The Undergraduate Essay Contests are designed to showcase and reward exceptional research done by undergraduate students taking Classics courses at Canadian universities. Applicants do not need to be Classics majors to submit their work. Essays written for any undergraduate course with Classical content at a Canadian university during the previous academic year are eligible. Two separate competitions are held each year. The Junior contest is for papers written by undergraduates in survey courses where no specialized knowledge of Greek or Latin is required. The Senior contest is for papers written by undergraduates in specialized upper-level courses in Classics. There are separate prizes for each of these categories:
In 2006, UCL undergraduate David Tett (UCL French) won the photography category, and Abla Kandalaft (UCL History) was shortlisted for the essay prize.
A prize will be awarded by the Society for an essay written by an undergraduate in English or in French, of between 2000 and 5000 words, on any subject within the broader scope of French studies. The award includes a cash prize of £250.
The Undergraduate Essay Prize competition was open to all current Humanities and Social Science undergraduates, with a single prize of £150 for the winning essay. The essay had to be one which had already been submitted for a tutorial, and could be no more than 3,000 words in length.
2017 Undergraduate Essay Prize - winners announced
For the undergraduate essay prize, we request that no more than six essays per undergraduate department or programme should be submitted, each with a signed note by the Head of Department or tutor certifying the applicant’s registered status.
Undergraduate Edinburgh EAR Congress Essay Prize | …
THE GERMAN-CANADIAN STUDIES UNDERGRADUATE ESSAY PRIZE is awarded on an annual basis for the best undergraduate essay on any aspect in the field of German-Canadian Studies, including, but not limited to, anthropology, cultural studies, education, folklore, history, journalism, law, linguistics, musicology, philosophy, political science, psychology, theater and drama, theology and religious studies, and women’s studies. The essay must have been written during the preceding academic year (April-March).
This is the Undergraduate Essay Prize's introductory year, the competition being trialled in Humanities and Social Sciences.
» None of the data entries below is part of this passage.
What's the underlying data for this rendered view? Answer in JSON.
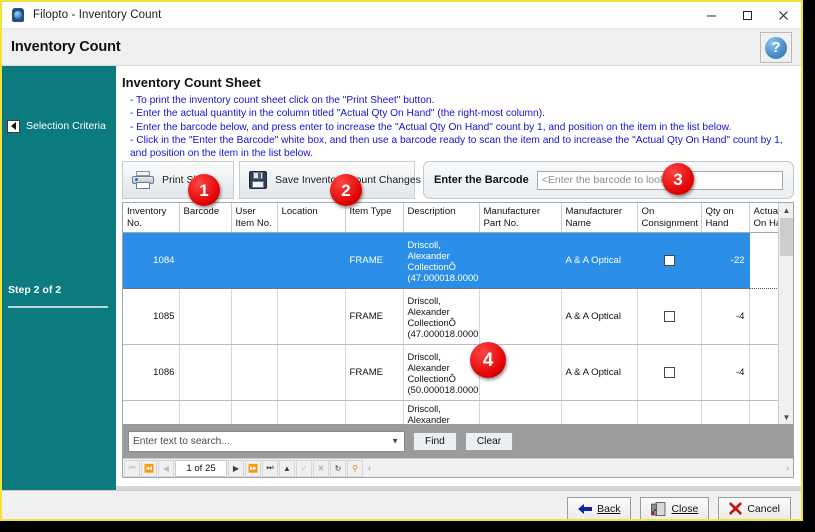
{
  "window": {
    "title": "Filopto - Inventory Count",
    "icon": "app-icon",
    "controls": {
      "minimize": "minimize-icon",
      "maximize": "maximize-icon",
      "close": "close-icon"
    }
  },
  "header": {
    "title": "Inventory Count",
    "help_label": "?"
  },
  "sidebar": {
    "selection_criteria_label": "Selection Criteria",
    "step_label": "Step 2 of 2",
    "accent_color": "#0b7b80"
  },
  "main": {
    "sheet_title": "Inventory Count Sheet",
    "instructions": [
      "- To print the inventory count sheet click on the \"Print Sheet\" button.",
      "- Enter the actual quantity in the column titled \"Actual Qty On Hand\" (the right-most column).",
      "- Enter the barcode below, and press enter to increase the \"Actual Qty On Hand\" count by 1, and position on the item in the list below.",
      "- Click in the \"Enter the Barcode\" white box, and then use a barcode ready to scan the item and to increase the \"Actual Qty On Hand\" count by 1, and position on the item in the list below."
    ],
    "instructions_color": "#1414d0"
  },
  "toolbar": {
    "print_label": "Print Sheet",
    "save_label": "Save Inventory Count Changes",
    "barcode_label": "Enter the Barcode",
    "barcode_placeholder": "<Enter the barcode to lookup>",
    "barcode_value": ""
  },
  "grid": {
    "columns": [
      "Inventory No.",
      "Barcode",
      "User Item No.",
      "Location",
      "Item Type",
      "Description",
      "Manufacturer Part No.",
      "Manufacturer Name",
      "On Consignment",
      "Qty on Hand",
      "Actual Qty On Hand"
    ],
    "rows": [
      {
        "selected": true,
        "inventory_no": "1084",
        "barcode": "",
        "user_item_no": "",
        "location": "",
        "item_type": "FRAME",
        "description": "Driscoll, Alexander CollectionÔ (47.000018.0000",
        "manufacturer_part_no": "",
        "manufacturer_name": "A & A Optical",
        "on_consignment": false,
        "qty_on_hand": "-22",
        "actual_qty_on_hand": ""
      },
      {
        "selected": false,
        "inventory_no": "1085",
        "barcode": "",
        "user_item_no": "",
        "location": "",
        "item_type": "FRAME",
        "description": "Driscoll, Alexander CollectionÔ (47.000018.0000",
        "manufacturer_part_no": "",
        "manufacturer_name": "A & A Optical",
        "on_consignment": false,
        "qty_on_hand": "-4",
        "actual_qty_on_hand": ""
      },
      {
        "selected": false,
        "inventory_no": "1086",
        "barcode": "",
        "user_item_no": "",
        "location": "",
        "item_type": "FRAME",
        "description": "Driscoll, Alexander CollectionÔ (50.000018.0000",
        "manufacturer_part_no": "",
        "manufacturer_name": "A & A Optical",
        "on_consignment": false,
        "qty_on_hand": "-4",
        "actual_qty_on_hand": ""
      },
      {
        "selected": false,
        "partial": true,
        "inventory_no": "",
        "barcode": "",
        "user_item_no": "",
        "location": "",
        "item_type": "",
        "description": "Driscoll, Alexander",
        "manufacturer_part_no": "",
        "manufacturer_name": "",
        "on_consignment": false,
        "qty_on_hand": "",
        "actual_qty_on_hand": ""
      }
    ],
    "selected_row_color": "#2b8fe8"
  },
  "grid_footer": {
    "search_placeholder": "Enter text to search...",
    "search_value": "",
    "find_label": "Find",
    "clear_label": "Clear"
  },
  "pager": {
    "position_label": "1 of 25",
    "first_icon": "first-page-icon",
    "prev_page_icon": "prev-page-icon",
    "prev_icon": "prev-record-icon",
    "next_icon": "next-record-icon",
    "next_page_icon": "next-page-icon",
    "last_icon": "last-page-icon",
    "add_icon": "add-record-icon",
    "accept_icon": "accept-edit-icon",
    "delete_icon": "delete-record-icon",
    "refresh_icon": "refresh-icon",
    "filter_icon": "filter-icon"
  },
  "footer": {
    "back_label": "Back",
    "close_label": "Close",
    "cancel_label": "Cancel"
  },
  "callouts": [
    {
      "number": "1"
    },
    {
      "number": "2"
    },
    {
      "number": "3"
    },
    {
      "number": "4"
    }
  ]
}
It was open to all current Humanities and Social Science undergraduates, with a single prize of £150 for the winning essay. The essay had to be one which had already been submitted for a tutorial, and could be no more than 3,000 words in length.
UCL undergraduate wins Erasmus essay prize
In 2006 the Society instituted three undergraduate prizes each year as part of its efforts to promote French history in universities. The prizes - one first prize of £300 and two supplementary prizes of £100 each - are awarded for the best final year undergraduate dissertation or extended research essay produced in a UK or Irish university in each academic year, concerning any aspect of French history, or any aspect of contemporary French Studies with a substantial historical dimension.
Work eligible for these prizes would normally be expected to exceed 7,000 words in length, though consideration will be given to pieces falling just short of this size. In 2006, the first year of the competition, there were 13 entries from 8 Higher Education Institutions (HEIs).
The winning dissertation is guaranteed publication on the Society's website, and might in addition be considered for publication in modified form in the Society's journal, French History (published by Oxford University Press). Those awarded one of the runner-up prizes would be considered for (though not guaranteed) publication on the website only.
Nominations for these prizes should be made ONLY by a recognised university or college of higher education, through the relevant Head of Department or Chair of Examiners covering this work. The dissertation should have been awarded first class marks. Each HEI may nominate up to three students. Students should NOT nominate themselves.
Nominations for these prizes should be forwarded, preferably in electronic form, by Friday 28 July 2017 to Dr. Andrew W M Smith: